Time travel may still lie some way in the future but time-capsule tourism is here already, thanks to this innovative and charming attempt to recreate the world in which Croats lived three decades ago.
Occupying a private flat decked out with furnishings that would have been typical of a family dwelling of the era, its florid carpets, brown sideboards and polished parquet eloquently conjure up that decade’s visual style.Bookshelves feature the complete works of Dostoyevsky, a picture book about President Tito and a sex-education manual; but no bible.
The accent is very much on interaction: you can open the cupboards and see what’s inside, explore the kitchen utensils (try and resist the temptation to start cooking your dinner), or leaf through the “erotic” men’s magazines that serve as evidence of Yugoslav communism’s appetite for consumer culture.
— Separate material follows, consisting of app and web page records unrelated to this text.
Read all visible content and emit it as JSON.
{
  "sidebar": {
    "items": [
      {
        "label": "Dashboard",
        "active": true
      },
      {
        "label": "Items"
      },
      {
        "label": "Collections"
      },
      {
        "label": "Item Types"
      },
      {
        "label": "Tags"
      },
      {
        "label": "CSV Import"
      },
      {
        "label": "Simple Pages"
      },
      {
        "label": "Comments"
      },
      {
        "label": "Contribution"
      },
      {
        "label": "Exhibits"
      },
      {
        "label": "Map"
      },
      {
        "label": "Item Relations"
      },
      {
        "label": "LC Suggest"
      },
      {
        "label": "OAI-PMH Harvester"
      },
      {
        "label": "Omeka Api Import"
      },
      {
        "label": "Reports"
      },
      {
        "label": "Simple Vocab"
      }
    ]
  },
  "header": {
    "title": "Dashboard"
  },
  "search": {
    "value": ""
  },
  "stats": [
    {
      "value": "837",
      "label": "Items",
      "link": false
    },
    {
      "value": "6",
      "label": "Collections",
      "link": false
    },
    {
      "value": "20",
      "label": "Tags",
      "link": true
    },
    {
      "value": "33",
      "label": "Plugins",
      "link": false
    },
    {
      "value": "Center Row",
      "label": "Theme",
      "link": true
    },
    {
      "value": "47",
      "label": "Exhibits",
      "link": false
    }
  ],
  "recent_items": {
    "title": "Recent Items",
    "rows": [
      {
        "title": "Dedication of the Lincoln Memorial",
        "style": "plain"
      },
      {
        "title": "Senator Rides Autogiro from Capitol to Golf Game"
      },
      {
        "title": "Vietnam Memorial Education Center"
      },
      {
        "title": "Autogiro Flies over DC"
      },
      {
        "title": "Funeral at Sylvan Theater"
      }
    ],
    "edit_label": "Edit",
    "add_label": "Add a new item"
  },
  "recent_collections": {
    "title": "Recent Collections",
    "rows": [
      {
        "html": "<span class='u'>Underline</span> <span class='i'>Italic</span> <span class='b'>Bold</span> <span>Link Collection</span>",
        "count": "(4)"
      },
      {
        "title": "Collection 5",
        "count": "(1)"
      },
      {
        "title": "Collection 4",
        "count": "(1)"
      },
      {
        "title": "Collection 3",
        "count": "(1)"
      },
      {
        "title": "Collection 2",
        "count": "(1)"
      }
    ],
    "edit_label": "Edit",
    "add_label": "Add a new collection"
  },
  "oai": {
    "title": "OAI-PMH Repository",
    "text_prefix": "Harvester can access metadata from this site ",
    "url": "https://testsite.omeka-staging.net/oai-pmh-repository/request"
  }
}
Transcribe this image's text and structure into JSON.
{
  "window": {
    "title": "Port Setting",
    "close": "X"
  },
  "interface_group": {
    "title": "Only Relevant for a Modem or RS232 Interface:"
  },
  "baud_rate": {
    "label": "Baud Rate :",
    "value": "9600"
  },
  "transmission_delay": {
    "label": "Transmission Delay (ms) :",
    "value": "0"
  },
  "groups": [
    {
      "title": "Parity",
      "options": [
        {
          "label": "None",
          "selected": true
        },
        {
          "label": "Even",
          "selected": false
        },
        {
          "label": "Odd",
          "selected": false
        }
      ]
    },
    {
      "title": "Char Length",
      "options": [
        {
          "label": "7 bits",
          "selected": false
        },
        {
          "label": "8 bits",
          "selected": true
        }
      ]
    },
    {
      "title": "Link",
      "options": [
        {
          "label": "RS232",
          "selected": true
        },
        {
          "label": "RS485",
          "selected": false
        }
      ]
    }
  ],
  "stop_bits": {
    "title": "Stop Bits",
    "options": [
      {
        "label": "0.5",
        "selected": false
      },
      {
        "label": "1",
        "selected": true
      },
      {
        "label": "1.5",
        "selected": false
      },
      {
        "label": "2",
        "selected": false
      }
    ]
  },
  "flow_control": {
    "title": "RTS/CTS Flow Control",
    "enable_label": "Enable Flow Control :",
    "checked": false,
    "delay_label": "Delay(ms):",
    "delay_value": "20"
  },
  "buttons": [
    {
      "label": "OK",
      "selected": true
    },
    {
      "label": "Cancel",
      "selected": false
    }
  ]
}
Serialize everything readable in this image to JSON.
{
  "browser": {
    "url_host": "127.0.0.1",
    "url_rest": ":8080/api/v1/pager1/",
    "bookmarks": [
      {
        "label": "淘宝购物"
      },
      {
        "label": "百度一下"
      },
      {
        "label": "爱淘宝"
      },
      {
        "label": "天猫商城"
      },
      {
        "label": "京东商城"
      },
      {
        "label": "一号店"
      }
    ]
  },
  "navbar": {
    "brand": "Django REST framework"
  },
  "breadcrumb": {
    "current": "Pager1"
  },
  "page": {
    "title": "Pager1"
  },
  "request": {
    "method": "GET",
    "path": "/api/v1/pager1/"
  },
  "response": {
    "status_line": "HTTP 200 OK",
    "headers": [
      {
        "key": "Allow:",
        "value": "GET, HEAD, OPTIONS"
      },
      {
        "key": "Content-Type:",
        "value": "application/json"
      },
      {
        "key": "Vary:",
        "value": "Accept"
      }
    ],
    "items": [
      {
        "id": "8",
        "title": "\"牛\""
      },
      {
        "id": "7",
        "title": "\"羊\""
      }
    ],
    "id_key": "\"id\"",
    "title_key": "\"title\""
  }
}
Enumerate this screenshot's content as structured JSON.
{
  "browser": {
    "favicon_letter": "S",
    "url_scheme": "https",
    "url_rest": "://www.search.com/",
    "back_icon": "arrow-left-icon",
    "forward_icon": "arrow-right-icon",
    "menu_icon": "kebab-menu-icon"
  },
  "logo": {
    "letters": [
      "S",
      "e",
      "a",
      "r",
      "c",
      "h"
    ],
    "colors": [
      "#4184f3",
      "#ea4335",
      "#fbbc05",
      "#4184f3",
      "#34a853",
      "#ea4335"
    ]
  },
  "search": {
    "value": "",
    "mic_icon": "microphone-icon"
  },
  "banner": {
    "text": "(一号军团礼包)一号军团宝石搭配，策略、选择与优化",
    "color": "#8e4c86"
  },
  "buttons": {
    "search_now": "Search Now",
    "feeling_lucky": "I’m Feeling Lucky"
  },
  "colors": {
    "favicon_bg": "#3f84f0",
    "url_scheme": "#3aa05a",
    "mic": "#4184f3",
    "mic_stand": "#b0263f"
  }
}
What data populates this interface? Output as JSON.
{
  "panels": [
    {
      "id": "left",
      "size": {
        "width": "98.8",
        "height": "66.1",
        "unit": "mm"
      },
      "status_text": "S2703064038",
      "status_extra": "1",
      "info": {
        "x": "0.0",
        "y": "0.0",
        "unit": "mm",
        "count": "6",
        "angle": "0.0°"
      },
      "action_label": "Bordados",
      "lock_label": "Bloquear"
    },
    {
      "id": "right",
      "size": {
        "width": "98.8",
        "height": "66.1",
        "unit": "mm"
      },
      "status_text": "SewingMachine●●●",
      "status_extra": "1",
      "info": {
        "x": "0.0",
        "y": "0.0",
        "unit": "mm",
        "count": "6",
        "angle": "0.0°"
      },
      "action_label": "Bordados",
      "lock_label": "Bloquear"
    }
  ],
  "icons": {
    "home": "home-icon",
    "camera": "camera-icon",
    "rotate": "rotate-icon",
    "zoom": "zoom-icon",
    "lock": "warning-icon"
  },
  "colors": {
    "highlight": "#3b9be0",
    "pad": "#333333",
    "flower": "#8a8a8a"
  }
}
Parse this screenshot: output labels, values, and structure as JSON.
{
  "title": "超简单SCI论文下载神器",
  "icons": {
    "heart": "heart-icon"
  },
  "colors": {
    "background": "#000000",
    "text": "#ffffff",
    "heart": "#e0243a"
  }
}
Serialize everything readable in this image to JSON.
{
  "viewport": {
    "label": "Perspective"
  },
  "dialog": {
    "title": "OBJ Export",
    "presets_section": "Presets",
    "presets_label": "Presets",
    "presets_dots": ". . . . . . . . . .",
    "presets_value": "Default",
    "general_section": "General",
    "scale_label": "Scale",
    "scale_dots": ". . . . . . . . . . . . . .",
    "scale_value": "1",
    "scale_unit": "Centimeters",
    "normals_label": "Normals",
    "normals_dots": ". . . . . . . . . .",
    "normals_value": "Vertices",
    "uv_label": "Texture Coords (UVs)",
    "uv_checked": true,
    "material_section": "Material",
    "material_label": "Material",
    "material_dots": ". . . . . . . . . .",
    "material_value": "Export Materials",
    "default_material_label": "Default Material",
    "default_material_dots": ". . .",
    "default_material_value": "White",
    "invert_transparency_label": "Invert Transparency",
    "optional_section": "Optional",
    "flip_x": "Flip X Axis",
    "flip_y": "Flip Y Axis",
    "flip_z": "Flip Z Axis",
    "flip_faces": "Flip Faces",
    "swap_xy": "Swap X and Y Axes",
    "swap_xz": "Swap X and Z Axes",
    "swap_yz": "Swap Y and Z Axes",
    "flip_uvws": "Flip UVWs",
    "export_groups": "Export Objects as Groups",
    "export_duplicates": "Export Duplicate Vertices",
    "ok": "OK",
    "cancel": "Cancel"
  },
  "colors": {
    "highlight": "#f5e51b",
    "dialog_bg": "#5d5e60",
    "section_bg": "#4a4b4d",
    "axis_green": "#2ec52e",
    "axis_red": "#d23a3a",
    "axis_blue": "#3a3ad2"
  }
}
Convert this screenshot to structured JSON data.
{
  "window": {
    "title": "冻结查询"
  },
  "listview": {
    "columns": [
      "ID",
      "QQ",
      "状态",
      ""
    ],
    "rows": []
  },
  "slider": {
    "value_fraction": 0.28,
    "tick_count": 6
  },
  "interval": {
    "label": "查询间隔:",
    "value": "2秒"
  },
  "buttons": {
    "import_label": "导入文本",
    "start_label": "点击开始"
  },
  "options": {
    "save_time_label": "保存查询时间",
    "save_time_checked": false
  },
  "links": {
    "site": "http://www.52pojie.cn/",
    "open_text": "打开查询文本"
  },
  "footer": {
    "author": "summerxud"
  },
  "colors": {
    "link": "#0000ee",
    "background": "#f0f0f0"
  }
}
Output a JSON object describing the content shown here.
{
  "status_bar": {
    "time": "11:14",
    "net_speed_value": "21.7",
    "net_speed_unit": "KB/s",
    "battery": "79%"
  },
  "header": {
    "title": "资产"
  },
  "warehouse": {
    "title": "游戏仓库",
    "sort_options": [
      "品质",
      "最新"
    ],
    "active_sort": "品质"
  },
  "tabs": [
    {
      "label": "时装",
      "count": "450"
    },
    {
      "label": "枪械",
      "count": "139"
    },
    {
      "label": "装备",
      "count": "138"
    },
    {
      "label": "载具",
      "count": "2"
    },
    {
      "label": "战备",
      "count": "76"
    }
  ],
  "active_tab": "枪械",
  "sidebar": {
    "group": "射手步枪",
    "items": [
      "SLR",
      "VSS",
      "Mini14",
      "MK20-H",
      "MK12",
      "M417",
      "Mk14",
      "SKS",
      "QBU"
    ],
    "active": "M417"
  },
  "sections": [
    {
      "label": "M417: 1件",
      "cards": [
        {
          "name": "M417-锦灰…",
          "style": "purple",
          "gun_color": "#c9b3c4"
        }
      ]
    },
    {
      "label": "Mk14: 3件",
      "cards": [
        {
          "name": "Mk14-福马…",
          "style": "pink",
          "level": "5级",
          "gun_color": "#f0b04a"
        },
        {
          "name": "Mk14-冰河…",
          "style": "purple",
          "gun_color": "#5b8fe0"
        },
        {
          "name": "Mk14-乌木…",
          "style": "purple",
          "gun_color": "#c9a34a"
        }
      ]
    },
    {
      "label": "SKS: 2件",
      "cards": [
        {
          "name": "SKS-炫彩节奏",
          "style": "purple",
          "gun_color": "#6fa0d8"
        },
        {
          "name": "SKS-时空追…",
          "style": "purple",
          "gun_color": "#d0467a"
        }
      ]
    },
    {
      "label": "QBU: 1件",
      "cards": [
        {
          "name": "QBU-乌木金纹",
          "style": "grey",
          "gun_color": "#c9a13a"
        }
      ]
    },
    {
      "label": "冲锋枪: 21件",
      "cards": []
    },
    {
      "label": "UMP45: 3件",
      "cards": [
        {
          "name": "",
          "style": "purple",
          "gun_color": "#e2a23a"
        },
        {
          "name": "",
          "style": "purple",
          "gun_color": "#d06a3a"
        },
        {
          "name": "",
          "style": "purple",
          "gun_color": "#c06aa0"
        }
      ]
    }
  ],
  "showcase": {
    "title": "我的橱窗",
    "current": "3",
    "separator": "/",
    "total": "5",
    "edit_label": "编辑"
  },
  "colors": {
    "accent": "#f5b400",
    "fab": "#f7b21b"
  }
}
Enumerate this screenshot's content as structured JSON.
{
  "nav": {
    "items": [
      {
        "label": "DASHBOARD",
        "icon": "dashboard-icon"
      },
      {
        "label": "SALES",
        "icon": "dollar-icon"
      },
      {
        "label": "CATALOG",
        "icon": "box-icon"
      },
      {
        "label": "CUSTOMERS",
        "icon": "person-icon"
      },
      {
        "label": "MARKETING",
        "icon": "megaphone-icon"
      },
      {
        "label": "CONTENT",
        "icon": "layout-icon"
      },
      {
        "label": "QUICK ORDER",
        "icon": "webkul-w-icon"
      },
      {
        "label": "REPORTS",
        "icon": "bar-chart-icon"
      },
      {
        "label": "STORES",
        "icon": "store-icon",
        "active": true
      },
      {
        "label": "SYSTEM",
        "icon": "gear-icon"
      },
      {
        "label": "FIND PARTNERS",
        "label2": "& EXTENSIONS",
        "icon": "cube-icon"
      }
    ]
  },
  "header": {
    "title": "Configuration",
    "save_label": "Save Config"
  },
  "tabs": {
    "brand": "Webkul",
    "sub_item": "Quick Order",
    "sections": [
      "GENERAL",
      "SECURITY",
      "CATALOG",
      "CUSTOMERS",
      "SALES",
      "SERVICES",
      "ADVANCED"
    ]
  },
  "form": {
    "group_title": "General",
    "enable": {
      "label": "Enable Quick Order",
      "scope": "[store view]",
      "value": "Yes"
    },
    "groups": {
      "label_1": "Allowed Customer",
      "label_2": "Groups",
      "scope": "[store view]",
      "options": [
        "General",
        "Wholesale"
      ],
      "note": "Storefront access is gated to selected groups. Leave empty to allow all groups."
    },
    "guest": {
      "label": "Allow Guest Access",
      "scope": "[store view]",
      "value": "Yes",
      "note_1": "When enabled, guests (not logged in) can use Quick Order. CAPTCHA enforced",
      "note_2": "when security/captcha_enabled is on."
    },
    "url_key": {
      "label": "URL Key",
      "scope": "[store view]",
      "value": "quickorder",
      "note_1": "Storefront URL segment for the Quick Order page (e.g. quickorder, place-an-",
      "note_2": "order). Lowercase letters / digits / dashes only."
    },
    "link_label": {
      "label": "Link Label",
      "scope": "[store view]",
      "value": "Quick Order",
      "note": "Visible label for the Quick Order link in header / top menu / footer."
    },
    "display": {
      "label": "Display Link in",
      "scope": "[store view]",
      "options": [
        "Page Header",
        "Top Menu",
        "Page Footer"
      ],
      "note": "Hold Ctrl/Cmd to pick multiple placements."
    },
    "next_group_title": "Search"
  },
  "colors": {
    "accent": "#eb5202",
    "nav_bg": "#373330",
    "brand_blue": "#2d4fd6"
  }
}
Captions are kept at a minimum; and there is no didactic attempt to tell you what you should be looking at. It’s a set-up that seems tailor-made for the selfie-generation: visitors can try on the garish, shoulder-padded jackets in the wardrobe, don the blue caps worn by members of the communist-supervised “pionir” youth groups, or sit at the wheel of a Fićo, the mass-produced Yugoslav family car made under license from Fiat from the Fifties onwards.Retro-gamers and obsolete-technology freaks should take note that there is also a games room harbouring original Atari and Commodore computers, loaded with game ready for you to play.